● Problem description
Exactly repeat all the records below, omitting the images they hold.

● Supplied records

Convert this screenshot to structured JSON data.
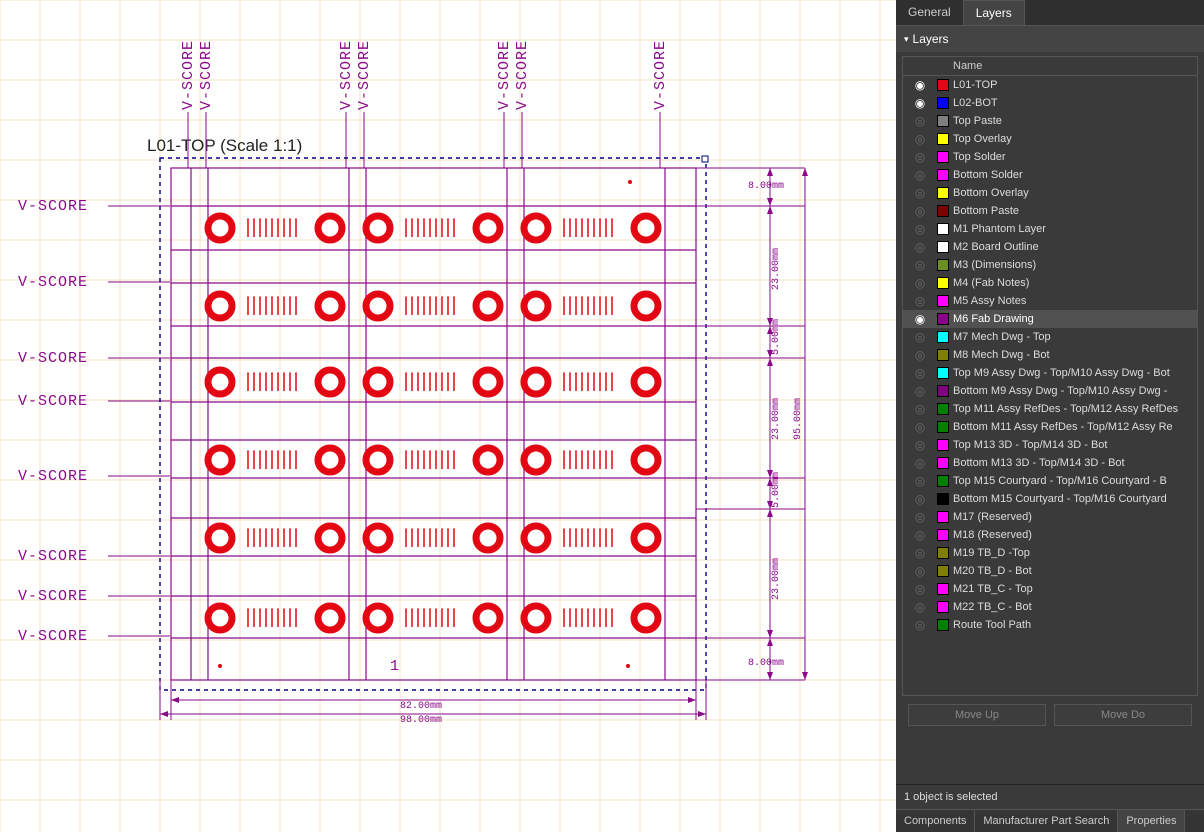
{
  "tabs": {
    "general": "General",
    "layers": "Layers"
  },
  "section_title": "Layers",
  "columns": {
    "name": "Name"
  },
  "layers": [
    {
      "vis": true,
      "color": "#e30613",
      "name": "L01-TOP"
    },
    {
      "vis": true,
      "color": "#0000ff",
      "name": "L02-BOT"
    },
    {
      "vis": false,
      "color": "#808080",
      "name": "Top Paste"
    },
    {
      "vis": false,
      "color": "#ffff00",
      "name": "Top Overlay"
    },
    {
      "vis": false,
      "color": "#ff00ff",
      "name": "Top Solder"
    },
    {
      "vis": false,
      "color": "#ff00ff",
      "name": "Bottom Solder"
    },
    {
      "vis": false,
      "color": "#ffff00",
      "name": "Bottom Overlay"
    },
    {
      "vis": false,
      "color": "#800000",
      "name": "Bottom Paste"
    },
    {
      "vis": false,
      "color": "#ffffff",
      "name": "M1 Phantom Layer"
    },
    {
      "vis": false,
      "color": "#ffffff",
      "name": "M2 Board Outline"
    },
    {
      "vis": false,
      "color": "#6b8e23",
      "name": "M3 (Dimensions)"
    },
    {
      "vis": false,
      "color": "#ffff00",
      "name": "M4 (Fab Notes)"
    },
    {
      "vis": false,
      "color": "#ff00ff",
      "name": "M5 Assy Notes"
    },
    {
      "vis": true,
      "color": "#8a008a",
      "name": "M6 Fab Drawing",
      "selected": true
    },
    {
      "vis": false,
      "color": "#00ffff",
      "name": "M7 Mech Dwg - Top"
    },
    {
      "vis": false,
      "color": "#808000",
      "name": "M8 Mech Dwg - Bot"
    },
    {
      "vis": false,
      "color": "#00ffff",
      "name": "Top M9 Assy Dwg - Top/M10 Assy Dwg - Bot"
    },
    {
      "vis": false,
      "color": "#800080",
      "name": "Bottom M9 Assy Dwg - Top/M10 Assy Dwg -"
    },
    {
      "vis": false,
      "color": "#008000",
      "name": "Top M11 Assy RefDes - Top/M12 Assy RefDes"
    },
    {
      "vis": false,
      "color": "#008000",
      "name": "Bottom M11 Assy RefDes - Top/M12 Assy Re"
    },
    {
      "vis": false,
      "color": "#ff00ff",
      "name": "Top M13 3D - Top/M14 3D - Bot"
    },
    {
      "vis": false,
      "color": "#ff00ff",
      "name": "Bottom M13 3D - Top/M14 3D - Bot"
    },
    {
      "vis": false,
      "color": "#008000",
      "name": "Top M15 Courtyard - Top/M16 Courtyard - B"
    },
    {
      "vis": false,
      "color": "#000000",
      "name": "Bottom M15 Courtyard - Top/M16 Courtyard"
    },
    {
      "vis": false,
      "color": "#ff00ff",
      "name": "M17 (Reserved)"
    },
    {
      "vis": false,
      "color": "#ff00ff",
      "name": "M18 (Reserved)"
    },
    {
      "vis": false,
      "color": "#808000",
      "name": "M19 TB_D -Top"
    },
    {
      "vis": false,
      "color": "#808000",
      "name": "M20 TB_D - Bot"
    },
    {
      "vis": false,
      "color": "#ff00ff",
      "name": "M21 TB_C - Top"
    },
    {
      "vis": false,
      "color": "#ff00ff",
      "name": "M22 TB_C - Bot"
    },
    {
      "vis": false,
      "color": "#008000",
      "name": "Route Tool Path"
    }
  ],
  "buttons": {
    "move_up": "Move Up",
    "move_down": "Move Do"
  },
  "status": "1 object is selected",
  "bottom_tabs": [
    "Components",
    "Manufacturer Part Search",
    "Properties"
  ],
  "canvas": {
    "title": "L01-TOP (Scale 1:1)",
    "vscore": "V-SCORE",
    "dims": {
      "d8": "8.00mm",
      "d23": "23.00mm",
      "d5": "5.00mm",
      "d95": "95.00mm",
      "d82": "82.00mm",
      "d98": "98.00mm"
    },
    "marker": "1"
  }
}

● Exercise result
Convert this screenshot to structured JSON data.
{
  "tabs": {
    "general": "General",
    "layers": "Layers"
  },
  "section_title": "Layers",
  "columns": {
    "name": "Name"
  },
  "layers": [
    {
      "vis": true,
      "color": "#e30613",
      "name": "L01-TOP"
    },
    {
      "vis": true,
      "color": "#0000ff",
      "name": "L02-BOT"
    },
    {
      "vis": false,
      "color": "#808080",
      "name": "Top Paste"
    },
    {
      "vis": false,
      "color": "#ffff00",
      "name": "Top Overlay"
    },
    {
      "vis": false,
      "color": "#ff00ff",
      "name": "Top Solder"
    },
    {
      "vis": false,
      "color": "#ff00ff",
      "name": "Bottom Solder"
    },
    {
      "vis": false,
      "color": "#ffff00",
      "name": "Bottom Overlay"
    },
    {
      "vis": false,
      "color": "#800000",
      "name": "Bottom Paste"
    },
    {
      "vis": false,
      "color": "#ffffff",
      "name": "M1 Phantom Layer"
    },
    {
      "vis": false,
      "color": "#ffffff",
      "name": "M2 Board Outline"
    },
    {
      "vis": false,
      "color": "#6b8e23",
      "name": "M3 (Dimensions)"
    },
    {
      "vis": false,
      "color": "#ffff00",
      "name": "M4 (Fab Notes)"
    },
    {
      "vis": false,
      "color": "#ff00ff",
      "name": "M5 Assy Notes"
    },
    {
      "vis": true,
      "color": "#8a008a",
      "name": "M6 Fab Drawing",
      "selected": true
    },
    {
      "vis": false,
      "color": "#00ffff",
      "name": "M7 Mech Dwg - Top"
    },
    {
      "vis": false,
      "color": "#808000",
      "name": "M8 Mech Dwg - Bot"
    },
    {
      "vis": false,
      "color": "#00ffff",
      "name": "Top M9 Assy Dwg - Top/M10 Assy Dwg - Bot"
    },
    {
      "vis": false,
      "color": "#800080",
      "name": "Bottom M9 Assy Dwg - Top/M10 Assy Dwg -"
    },
    {
      "vis": false,
      "color": "#008000",
      "name": "Top M11 Assy RefDes - Top/M12 Assy RefDes"
    },
    {
      "vis": false,
      "color": "#008000",
      "name": "Bottom M11 Assy RefDes - Top/M12 Assy Re"
    },
    {
      "vis": false,
      "color": "#ff00ff",
      "name": "Top M13 3D - Top/M14 3D - Bot"
    },
    {
      "vis": false,
      "color": "#ff00ff",
      "name": "Bottom M13 3D - Top/M14 3D - Bot"
    },
    {
      "vis": false,
      "color": "#008000",
      "name": "Top M15 Courtyard - Top/M16 Courtyard - B"
    },
    {
      "vis": false,
      "color": "#000000",
      "name": "Bottom M15 Courtyard - Top/M16 Courtyard"
    },
    {
      "vis": false,
      "color": "#ff00ff",
      "name": "M17 (Reserved)"
    },
    {
      "vis": false,
      "color": "#ff00ff",
      "name": "M18 (Reserved)"
    },
    {
      "vis": false,
      "color": "#808000",
      "name": "M19 TB_D -Top"
    },
    {
      "vis": false,
      "color": "#808000",
      "name": "M20 TB_D - Bot"
    },
    {
      "vis": false,
      "color": "#ff00ff",
      "name": "M21 TB_C - Top"
    },
    {
      "vis": false,
      "color": "#ff00ff",
      "name": "M22 TB_C - Bot"
    },
    {
      "vis": false,
      "color": "#008000",
      "name": "Route Tool Path"
    }
  ],
  "buttons": {
    "move_up": "Move Up",
    "move_down": "Move Do"
  },
  "status": "1 object is selected",
  "bottom_tabs": [
    "Components",
    "Manufacturer Part Search",
    "Properties"
  ],
  "canvas": {
    "title": "L01-TOP (Scale 1:1)",
    "vscore": "V-SCORE",
    "dims": {
      "d8": "8.00mm",
      "d23": "23.00mm",
      "d5": "5.00mm",
      "d95": "95.00mm",
      "d82": "82.00mm",
      "d98": "98.00mm"
    },
    "marker": "1"
  }
}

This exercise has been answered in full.